Suppose you invest in a mutual fund scheme that has a one year lock-in period. You make an investment in January 2022. If this particular scheme has a one year lock in period, this means that you can only sell your investment after January 2023. In simple words, when investors invest in mutual funds either via lump-sum or through the Systematic Investment Plan (SIP), they are allotted units in quantum with the investment sum. If the units of the scheme in which they invested have a predetermined lock in period, investors cannot redeem these units until the lock-in period is over.
While most investors identify mutual fund schemes as actively managed funds and passively managed funds, mutual funds can also be categorized as open ended schemes and close ended schemes. All close ended schemes have a predefined lock in the period, but ELSS is the only open ended mutual fund scheme that comes with a statutory lock in of three years. This lock-in period is applicable for both SIP and lump-sum investments.
How can ELSS investors calculate lock-in period?
The lock-in period for SIP and lumpsum works in different ways. Investors must not confuse themselves as this is important.
Here’s an example of how the ELSS lock-in form lump-sum works –
An individual can redeem the 15,00,000 units (NAV Rs. 15 and Rs. 1,00,000 invested on 1st Mar 2017) of mutual funds after 1st March 2020.
For SIP it’s a bit different. For those who aren’t aware, a Systematic Investment Plan is a simple and effective way to invest in an ELSS fund. Investors have to decide on a fixed sum beforehand and then invest this sum at periodic intervals in the ELSS fund. SIPs have different durations like weekly, quarterly, annually, biannually, etc. However, most salaried individuals prefer the monthly option as this way they save and invest a fixed sum every month. Investors who aren’t sure about the wealth they can earn with the ELSS investments at the end of the lock-in period can use the SIP calculator, a free online tool.
It is important for every SIP installment to complete a three year lock-in period so that investors can redeem the units.
Here’s an example illustrating how the lock-in period for ELSS works with SIP investments –
Assuming that on every 3rd of the month, a SIP investment of Rs.10,000 is made in the ELSS fund. And below units are purchased based on the NAV on that date:
3rd Jan 2021- 50 units bought
3rd Feb 2021- 40 units bought
3rd Mar 2021- 70 units bought…
So, for the SIP investments, one can redeem the units from the following dates respectively:
3rd Jan 2024- 60 units
3rd Feb 2024- 40 units
3rd Mar 2024- 70 units

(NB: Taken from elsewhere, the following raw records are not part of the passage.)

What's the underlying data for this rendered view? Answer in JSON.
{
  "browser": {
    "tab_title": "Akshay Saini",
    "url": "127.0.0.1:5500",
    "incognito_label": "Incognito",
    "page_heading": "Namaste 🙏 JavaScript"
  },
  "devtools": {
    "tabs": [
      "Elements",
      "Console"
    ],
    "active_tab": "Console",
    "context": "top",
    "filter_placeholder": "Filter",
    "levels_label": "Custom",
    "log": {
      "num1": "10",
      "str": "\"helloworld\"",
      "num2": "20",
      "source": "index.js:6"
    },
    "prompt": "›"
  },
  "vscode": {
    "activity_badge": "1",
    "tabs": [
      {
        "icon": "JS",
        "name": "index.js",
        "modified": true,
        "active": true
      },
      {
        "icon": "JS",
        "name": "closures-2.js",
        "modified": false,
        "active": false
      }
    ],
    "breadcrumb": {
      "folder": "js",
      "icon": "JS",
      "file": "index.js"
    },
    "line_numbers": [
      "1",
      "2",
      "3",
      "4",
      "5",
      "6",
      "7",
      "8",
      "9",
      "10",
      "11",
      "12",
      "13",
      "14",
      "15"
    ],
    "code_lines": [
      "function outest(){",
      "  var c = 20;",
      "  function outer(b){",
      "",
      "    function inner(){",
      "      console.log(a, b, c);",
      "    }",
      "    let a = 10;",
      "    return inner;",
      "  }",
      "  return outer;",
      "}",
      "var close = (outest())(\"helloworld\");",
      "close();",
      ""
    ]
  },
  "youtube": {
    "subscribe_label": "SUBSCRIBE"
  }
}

The lock-in period for this tax saver fund can actually allow an individual to compound their wealth and grow their corpus. Since one has to invest in a tax saving instrument till they retire, investors can even consider remaining invested in ELSS funds for a longer duration than its lock-in period.